By: Matt Archibald
With all the press reports surrounding the release of Bowe Bergdahl, we haven’t seen a lot concerning the 5 detainees that we “traded” for this young man. There have been a few reports here and there, but nothing substantial that has explained their contextual significance.
Mullah Mohammad Fazl was the deputy defense minister for the Taliban and Chief of Staff of the Taliban regime’s military. He was the de facto military commander in the northern part of Afghanistan as well, where a great deal of atrocities took place. When the Taliban took over Mazar-e Sharif, the fighters massacred over 8,000 Shi’ite men, women, and children, most of them in their homes. Container trucks were seen leaving the Mazar-e Sharif prison, filled with corpses. They then turned their attention to the Hazara, publically stating their desire to remove the minority from the planet. It’s certainly no analytic leap to assume that he was intimately involved with these campaigns, in fact, given his position, it’s likely that he may have ordered them and most likely personally participated.
Khairullah Khairkhwa was not only the Taliban’s interior minister, but also their primary liaison to Al Qaeda and Usama Bin Laden personally.
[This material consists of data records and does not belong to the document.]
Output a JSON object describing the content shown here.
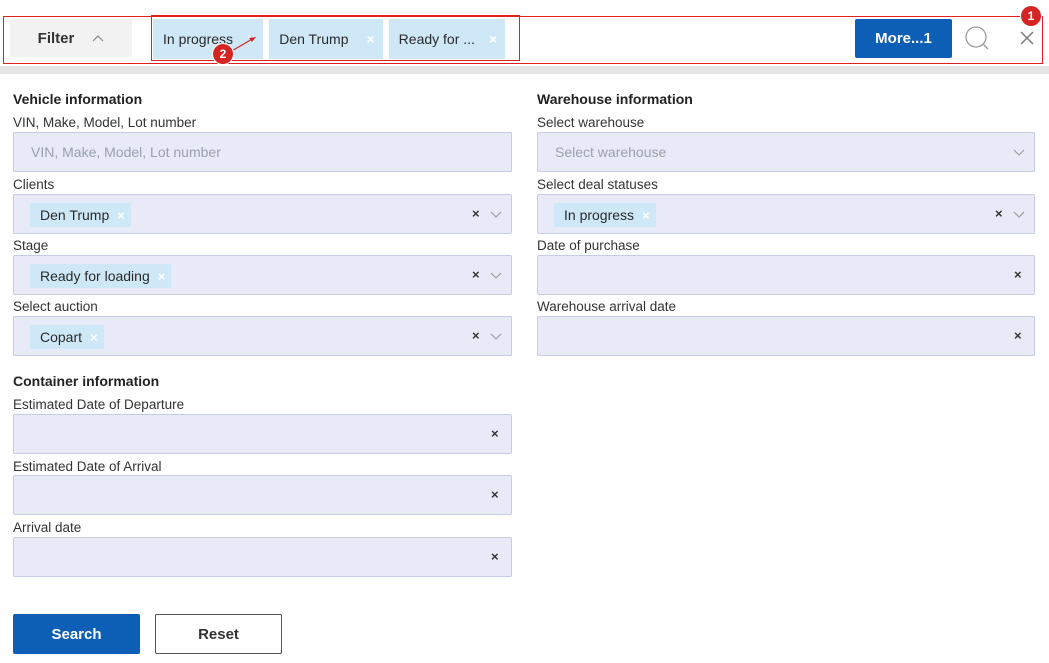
{
  "topbar": {
    "filter_label": "Filter",
    "chips": [
      {
        "label": "In progress"
      },
      {
        "label": "Den Trump"
      },
      {
        "label": "Ready for ..."
      }
    ],
    "more_label": "More...1",
    "chip_remove": "×"
  },
  "annotations": {
    "badge_1": "1",
    "badge_2": "2"
  },
  "vehicle": {
    "title": "Vehicle information",
    "vin_label": "VIN, Make, Model, Lot number",
    "vin_placeholder": "VIN, Make, Model, Lot number",
    "clients_label": "Clients",
    "clients_tag": "Den Trump",
    "stage_label": "Stage",
    "stage_tag": "Ready for loading",
    "auction_label": "Select auction",
    "auction_tag": "Copart"
  },
  "warehouse": {
    "title": "Warehouse information",
    "warehouse_label": "Select warehouse",
    "warehouse_placeholder": "Select warehouse",
    "deal_label": "Select deal statuses",
    "deal_tag": "In progress",
    "purchase_label": "Date of purchase",
    "arrival_label": "Warehouse arrival date"
  },
  "container": {
    "title": "Container information",
    "etd_label": "Estimated Date of Departure",
    "eta_label": "Estimated Date of Arrival",
    "arrival_label": "Arrival date"
  },
  "common": {
    "clear": "×",
    "tag_remove": "×"
  },
  "actions": {
    "search_label": "Search",
    "reset_label": "Reset"
  },
  "colors": {
    "primary": "#0d5fb5",
    "chip_bg": "#cfe8f8",
    "field_bg": "#e8ebf7",
    "annotation_red": "#d52424"
  }
}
He also reportedly held meetings with the Iranians after 9/11 in order to draw them into the fight against coalition forces in Afghanistan. Also a narcotics trafficker with personal ties to Hamas and the late Mr. Zarqawi. Oh yeah, and he’s a personal friend of Karzai as well. Go figure.
Mullah Noorullah Noori was the military commander of Mazar-e Sharif during the ethnic cleansing campaign which killed thousands of Shi’ites. He is wanted by the UN for war crimes in connection with these massacres.
Mohammed Nabi Omari is an associate of the Haqqani network and helped supply weapons and led attacks against coalition forces in Khowst.
Abdul Haq Wasiq was the deputy minister of intelligence – responsible for a department which routinely and systematically tortured and killed Afghans.
This is just a snapshot of some of the deeds committed by these men. Having studied the Taliban for many years, I can comfortably say that these probably understate the amount of evil that these men have directed (and most likely personally participated) in the name of their Amir ul-Momineen Mullah Omar. We also have to remember that there’s been a recidivist movement amongst released detainee’s. One only has to look at Abdul Qayoum Zakir to fully understand the danger of this trend.
So we have to ask ourselves – were they worth it? I vote no. It’s easy to think that these men will go back to a peaceful life in Afghanistan – and that with our combat operations seemingly ending – they’ll be no threat to us. But I’d like to remind us that, for Pashtuns, the concept of revenge is a little different. Revenge is not a choice for them, revenge is an obligation, and directly reflects on their honor. And for the President to claim that we’ll be able to track these men effectively is complete hogwash. I spent many years as an analyst searching for exactly these type of men in exactly the same area. For the President to insinuate that this would be an easy task, is as ludicrous as it is insulting. Truth be told – once these men slip into the wind, we’ll likely never be able to find them again. And they’ll be free to plan their inevitable revenge.